◆ **Exercise materials**

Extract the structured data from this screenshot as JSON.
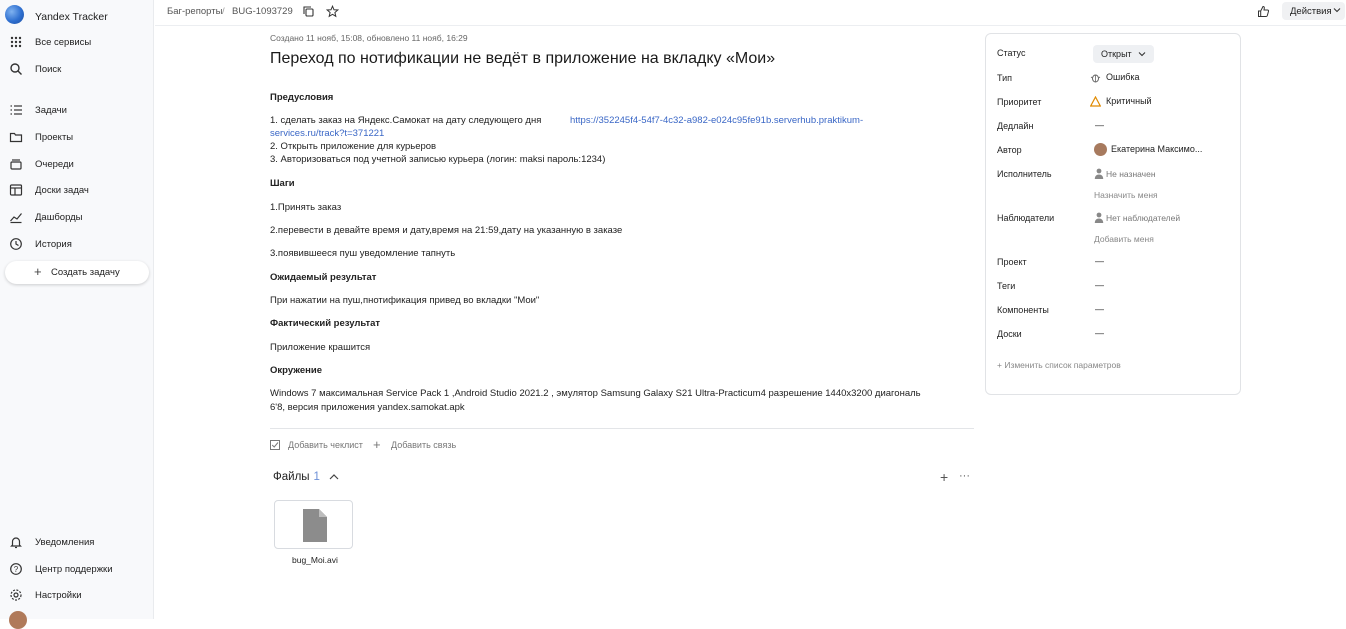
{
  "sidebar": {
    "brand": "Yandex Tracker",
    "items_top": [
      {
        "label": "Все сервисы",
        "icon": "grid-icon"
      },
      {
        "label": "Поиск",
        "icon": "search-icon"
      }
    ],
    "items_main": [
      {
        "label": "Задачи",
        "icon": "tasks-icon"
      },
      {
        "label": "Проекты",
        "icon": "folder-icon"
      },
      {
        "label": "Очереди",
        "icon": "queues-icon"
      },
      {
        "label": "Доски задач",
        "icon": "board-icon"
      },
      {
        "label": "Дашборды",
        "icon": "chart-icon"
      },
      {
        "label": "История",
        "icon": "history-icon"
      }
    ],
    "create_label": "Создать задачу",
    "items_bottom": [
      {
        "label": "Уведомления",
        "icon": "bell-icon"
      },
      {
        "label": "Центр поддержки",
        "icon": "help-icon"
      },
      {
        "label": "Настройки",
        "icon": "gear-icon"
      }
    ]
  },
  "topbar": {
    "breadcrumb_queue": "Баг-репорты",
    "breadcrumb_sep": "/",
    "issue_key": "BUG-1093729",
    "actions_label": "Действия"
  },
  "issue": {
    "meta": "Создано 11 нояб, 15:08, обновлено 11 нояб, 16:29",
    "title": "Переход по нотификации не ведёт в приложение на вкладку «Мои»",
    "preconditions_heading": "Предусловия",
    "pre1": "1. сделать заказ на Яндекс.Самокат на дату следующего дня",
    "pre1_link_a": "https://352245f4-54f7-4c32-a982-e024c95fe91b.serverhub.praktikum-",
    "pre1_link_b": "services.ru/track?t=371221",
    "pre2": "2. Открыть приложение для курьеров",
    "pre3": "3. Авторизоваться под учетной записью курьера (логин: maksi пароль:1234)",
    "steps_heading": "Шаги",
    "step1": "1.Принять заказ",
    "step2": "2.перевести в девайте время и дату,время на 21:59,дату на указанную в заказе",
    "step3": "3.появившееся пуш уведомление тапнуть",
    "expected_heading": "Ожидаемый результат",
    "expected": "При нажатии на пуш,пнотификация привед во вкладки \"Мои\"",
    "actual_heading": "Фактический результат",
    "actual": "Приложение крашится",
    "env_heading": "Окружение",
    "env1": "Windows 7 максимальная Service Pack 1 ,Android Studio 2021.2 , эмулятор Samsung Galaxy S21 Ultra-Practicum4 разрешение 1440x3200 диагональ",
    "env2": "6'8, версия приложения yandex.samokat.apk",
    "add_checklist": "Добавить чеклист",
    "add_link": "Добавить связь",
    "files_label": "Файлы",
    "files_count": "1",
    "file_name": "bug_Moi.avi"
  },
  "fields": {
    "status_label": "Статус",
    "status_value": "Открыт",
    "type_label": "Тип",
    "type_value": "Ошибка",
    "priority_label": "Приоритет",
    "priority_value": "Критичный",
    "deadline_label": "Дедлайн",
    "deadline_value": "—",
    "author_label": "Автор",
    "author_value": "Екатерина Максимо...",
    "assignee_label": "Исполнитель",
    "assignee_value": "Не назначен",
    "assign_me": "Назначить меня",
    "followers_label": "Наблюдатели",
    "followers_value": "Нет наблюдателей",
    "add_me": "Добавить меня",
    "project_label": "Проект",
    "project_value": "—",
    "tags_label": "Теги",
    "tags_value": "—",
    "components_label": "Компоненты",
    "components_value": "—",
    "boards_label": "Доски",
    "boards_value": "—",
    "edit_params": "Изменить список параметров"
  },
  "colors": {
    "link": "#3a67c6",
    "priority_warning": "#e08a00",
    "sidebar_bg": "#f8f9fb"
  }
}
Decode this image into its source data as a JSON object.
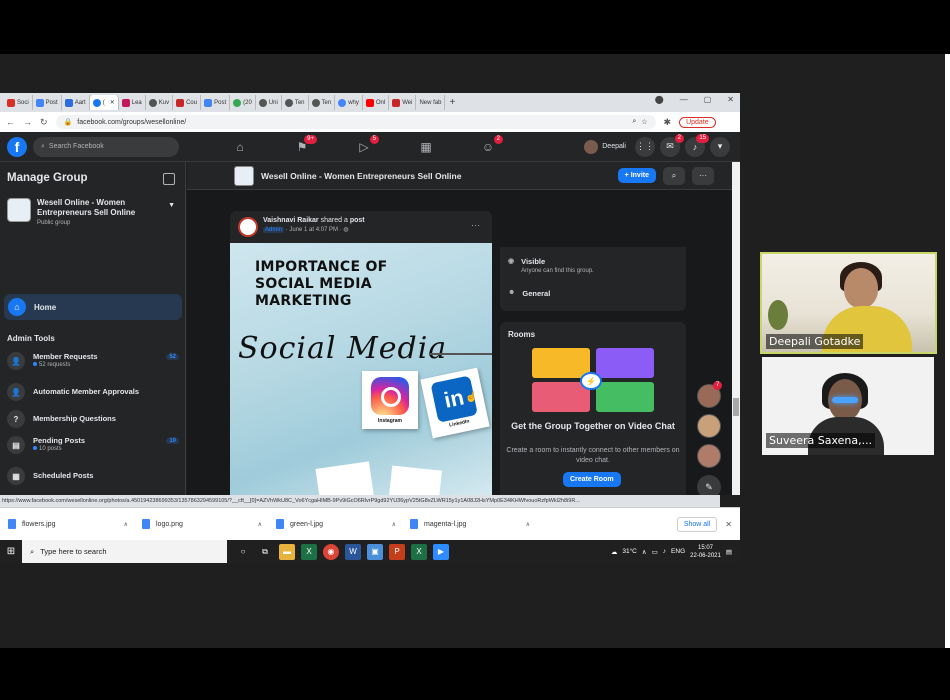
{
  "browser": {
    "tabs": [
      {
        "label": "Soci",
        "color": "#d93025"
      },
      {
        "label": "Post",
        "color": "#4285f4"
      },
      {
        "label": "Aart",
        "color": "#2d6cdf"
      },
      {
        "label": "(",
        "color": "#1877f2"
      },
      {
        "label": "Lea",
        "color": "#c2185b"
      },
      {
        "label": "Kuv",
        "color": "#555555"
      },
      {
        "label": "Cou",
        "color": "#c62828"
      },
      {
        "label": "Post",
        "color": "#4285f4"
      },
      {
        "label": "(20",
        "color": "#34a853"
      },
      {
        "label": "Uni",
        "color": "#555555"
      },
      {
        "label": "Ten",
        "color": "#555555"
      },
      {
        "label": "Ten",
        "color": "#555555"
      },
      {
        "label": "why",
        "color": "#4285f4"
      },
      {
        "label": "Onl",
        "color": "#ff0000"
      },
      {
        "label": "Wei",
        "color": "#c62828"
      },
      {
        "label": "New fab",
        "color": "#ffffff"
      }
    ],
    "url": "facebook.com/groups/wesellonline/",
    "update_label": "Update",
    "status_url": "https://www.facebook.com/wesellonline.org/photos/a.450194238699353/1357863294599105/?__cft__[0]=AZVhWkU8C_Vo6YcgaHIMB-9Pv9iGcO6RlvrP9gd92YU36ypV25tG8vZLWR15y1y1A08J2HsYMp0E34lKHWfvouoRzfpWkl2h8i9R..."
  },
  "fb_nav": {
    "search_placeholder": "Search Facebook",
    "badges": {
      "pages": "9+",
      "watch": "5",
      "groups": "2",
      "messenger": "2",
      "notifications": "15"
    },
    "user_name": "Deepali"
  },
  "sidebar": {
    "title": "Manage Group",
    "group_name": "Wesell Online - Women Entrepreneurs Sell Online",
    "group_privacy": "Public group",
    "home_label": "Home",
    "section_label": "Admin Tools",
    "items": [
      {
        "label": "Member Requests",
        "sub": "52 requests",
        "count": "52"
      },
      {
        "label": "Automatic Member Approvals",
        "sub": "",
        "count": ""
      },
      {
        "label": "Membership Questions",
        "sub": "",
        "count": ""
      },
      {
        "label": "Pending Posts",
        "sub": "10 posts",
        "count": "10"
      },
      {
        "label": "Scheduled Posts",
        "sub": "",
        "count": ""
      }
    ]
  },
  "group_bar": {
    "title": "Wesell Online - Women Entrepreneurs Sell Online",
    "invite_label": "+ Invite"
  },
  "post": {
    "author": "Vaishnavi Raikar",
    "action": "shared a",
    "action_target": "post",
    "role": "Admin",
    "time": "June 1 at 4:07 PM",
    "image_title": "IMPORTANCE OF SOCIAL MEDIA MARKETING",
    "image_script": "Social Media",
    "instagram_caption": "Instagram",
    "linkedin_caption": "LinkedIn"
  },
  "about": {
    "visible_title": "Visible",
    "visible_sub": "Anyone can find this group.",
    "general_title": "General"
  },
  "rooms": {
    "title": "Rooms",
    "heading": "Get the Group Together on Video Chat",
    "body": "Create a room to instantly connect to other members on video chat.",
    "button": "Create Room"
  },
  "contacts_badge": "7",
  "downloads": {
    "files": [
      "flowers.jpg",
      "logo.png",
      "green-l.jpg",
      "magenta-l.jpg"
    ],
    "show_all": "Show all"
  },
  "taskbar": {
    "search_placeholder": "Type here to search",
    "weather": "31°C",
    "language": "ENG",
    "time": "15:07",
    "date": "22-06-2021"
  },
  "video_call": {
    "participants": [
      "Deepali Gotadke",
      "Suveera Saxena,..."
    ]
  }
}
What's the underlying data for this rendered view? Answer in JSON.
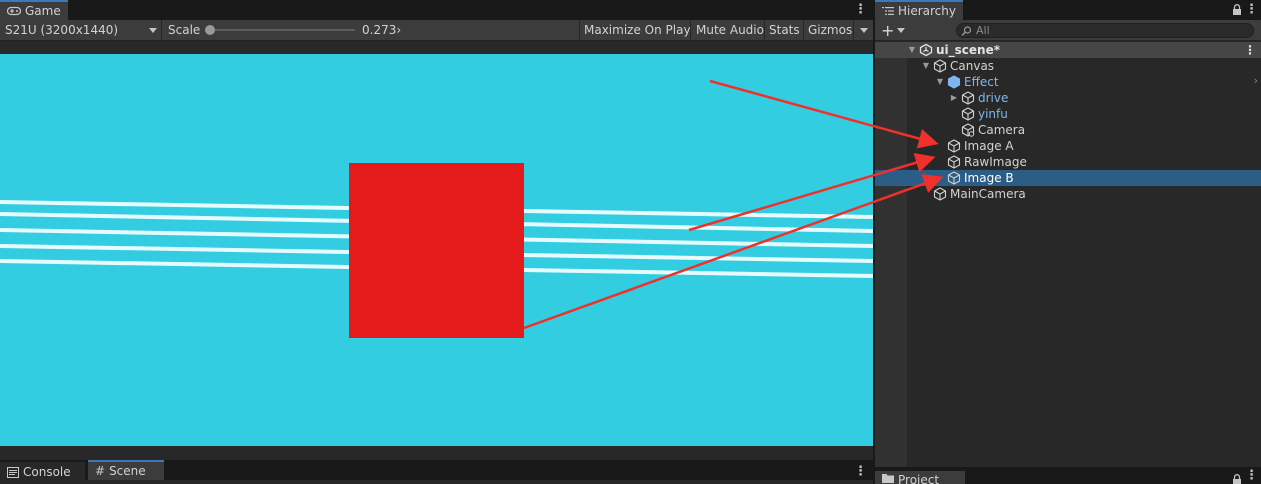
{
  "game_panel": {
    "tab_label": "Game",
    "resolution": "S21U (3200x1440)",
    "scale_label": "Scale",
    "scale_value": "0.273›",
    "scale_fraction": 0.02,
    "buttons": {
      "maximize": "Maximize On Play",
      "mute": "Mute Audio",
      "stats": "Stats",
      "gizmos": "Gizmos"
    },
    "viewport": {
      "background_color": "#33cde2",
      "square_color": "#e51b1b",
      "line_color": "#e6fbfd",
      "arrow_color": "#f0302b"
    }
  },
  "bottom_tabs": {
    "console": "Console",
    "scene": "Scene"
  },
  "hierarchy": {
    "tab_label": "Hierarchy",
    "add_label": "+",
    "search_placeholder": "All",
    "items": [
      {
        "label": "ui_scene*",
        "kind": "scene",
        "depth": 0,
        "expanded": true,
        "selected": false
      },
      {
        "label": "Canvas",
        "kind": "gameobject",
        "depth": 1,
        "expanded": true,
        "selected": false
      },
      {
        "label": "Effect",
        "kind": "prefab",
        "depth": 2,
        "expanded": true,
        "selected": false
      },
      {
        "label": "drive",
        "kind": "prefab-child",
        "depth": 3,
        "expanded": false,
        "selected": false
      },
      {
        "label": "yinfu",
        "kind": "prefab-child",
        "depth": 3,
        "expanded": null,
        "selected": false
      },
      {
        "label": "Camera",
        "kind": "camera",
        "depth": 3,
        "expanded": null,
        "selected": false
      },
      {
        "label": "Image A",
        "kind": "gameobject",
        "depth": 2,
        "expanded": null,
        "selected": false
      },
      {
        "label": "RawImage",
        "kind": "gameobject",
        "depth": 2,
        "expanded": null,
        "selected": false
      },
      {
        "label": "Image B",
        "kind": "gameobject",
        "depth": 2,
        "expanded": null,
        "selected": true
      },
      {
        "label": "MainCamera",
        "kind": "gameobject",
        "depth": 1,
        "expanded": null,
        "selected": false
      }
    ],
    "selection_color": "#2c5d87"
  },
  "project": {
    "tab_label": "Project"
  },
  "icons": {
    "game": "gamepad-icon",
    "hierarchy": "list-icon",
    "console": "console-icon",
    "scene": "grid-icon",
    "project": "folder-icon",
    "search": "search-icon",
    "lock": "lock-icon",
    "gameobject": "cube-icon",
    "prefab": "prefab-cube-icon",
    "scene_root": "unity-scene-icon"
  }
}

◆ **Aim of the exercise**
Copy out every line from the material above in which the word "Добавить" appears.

◆ **Answer box**
    "add_checklist": "Добавить чеклист",
    "add_link": "Добавить связь",
    "add_me": "Добавить меня",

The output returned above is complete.